### [Exercise objective]
What you return should match every entry, character for character.
▼
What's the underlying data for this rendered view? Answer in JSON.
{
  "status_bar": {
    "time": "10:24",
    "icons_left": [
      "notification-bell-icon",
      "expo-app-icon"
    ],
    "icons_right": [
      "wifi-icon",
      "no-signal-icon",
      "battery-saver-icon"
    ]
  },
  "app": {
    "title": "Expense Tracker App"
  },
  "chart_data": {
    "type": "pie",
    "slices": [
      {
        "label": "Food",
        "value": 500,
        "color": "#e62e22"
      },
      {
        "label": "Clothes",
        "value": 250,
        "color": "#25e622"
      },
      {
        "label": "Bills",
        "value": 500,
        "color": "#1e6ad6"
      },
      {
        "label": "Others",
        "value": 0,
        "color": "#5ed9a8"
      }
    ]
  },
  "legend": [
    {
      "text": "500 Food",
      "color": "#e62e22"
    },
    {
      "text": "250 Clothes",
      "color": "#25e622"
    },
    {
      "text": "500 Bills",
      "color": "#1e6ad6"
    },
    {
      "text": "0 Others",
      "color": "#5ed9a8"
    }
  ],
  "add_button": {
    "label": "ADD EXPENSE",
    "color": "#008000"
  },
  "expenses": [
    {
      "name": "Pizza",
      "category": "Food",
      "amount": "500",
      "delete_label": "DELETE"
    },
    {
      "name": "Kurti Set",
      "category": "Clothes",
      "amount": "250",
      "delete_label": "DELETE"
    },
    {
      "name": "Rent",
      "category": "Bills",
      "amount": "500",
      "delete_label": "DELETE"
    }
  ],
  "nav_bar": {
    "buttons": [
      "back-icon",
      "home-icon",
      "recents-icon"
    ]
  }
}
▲
### [Answer space]
What's the underlying data for this rendered view? Answer in JSON.
{
  "status_bar": {
    "time": "10:24",
    "icons_left": [
      "notification-bell-icon",
      "expo-app-icon"
    ],
    "icons_right": [
      "wifi-icon",
      "no-signal-icon",
      "battery-saver-icon"
    ]
  },
  "app": {
    "title": "Expense Tracker App"
  },
  "chart_data": {
    "type": "pie",
    "slices": [
      {
        "label": "Food",
        "value": 500,
        "color": "#e62e22"
      },
      {
        "label": "Clothes",
        "value": 250,
        "color": "#25e622"
      },
      {
        "label": "Bills",
        "value": 500,
        "color": "#1e6ad6"
      },
      {
        "label": "Others",
        "value": 0,
        "color": "#5ed9a8"
      }
    ]
  },
  "legend": [
    {
      "text": "500 Food",
      "color": "#e62e22"
    },
    {
      "text": "250 Clothes",
      "color": "#25e622"
    },
    {
      "text": "500 Bills",
      "color": "#1e6ad6"
    },
    {
      "text": "0 Others",
      "color": "#5ed9a8"
    }
  ],
  "add_button": {
    "label": "ADD EXPENSE",
    "color": "#008000"
  },
  "expenses": [
    {
      "name": "Pizza",
      "category": "Food",
      "amount": "500",
      "delete_label": "DELETE"
    },
    {
      "name": "Kurti Set",
      "category": "Clothes",
      "amount": "250",
      "delete_label": "DELETE"
    },
    {
      "name": "Rent",
      "category": "Bills",
      "amount": "500",
      "delete_label": "DELETE"
    }
  ],
  "nav_bar": {
    "buttons": [
      "back-icon",
      "home-icon",
      "recents-icon"
    ]
  }
}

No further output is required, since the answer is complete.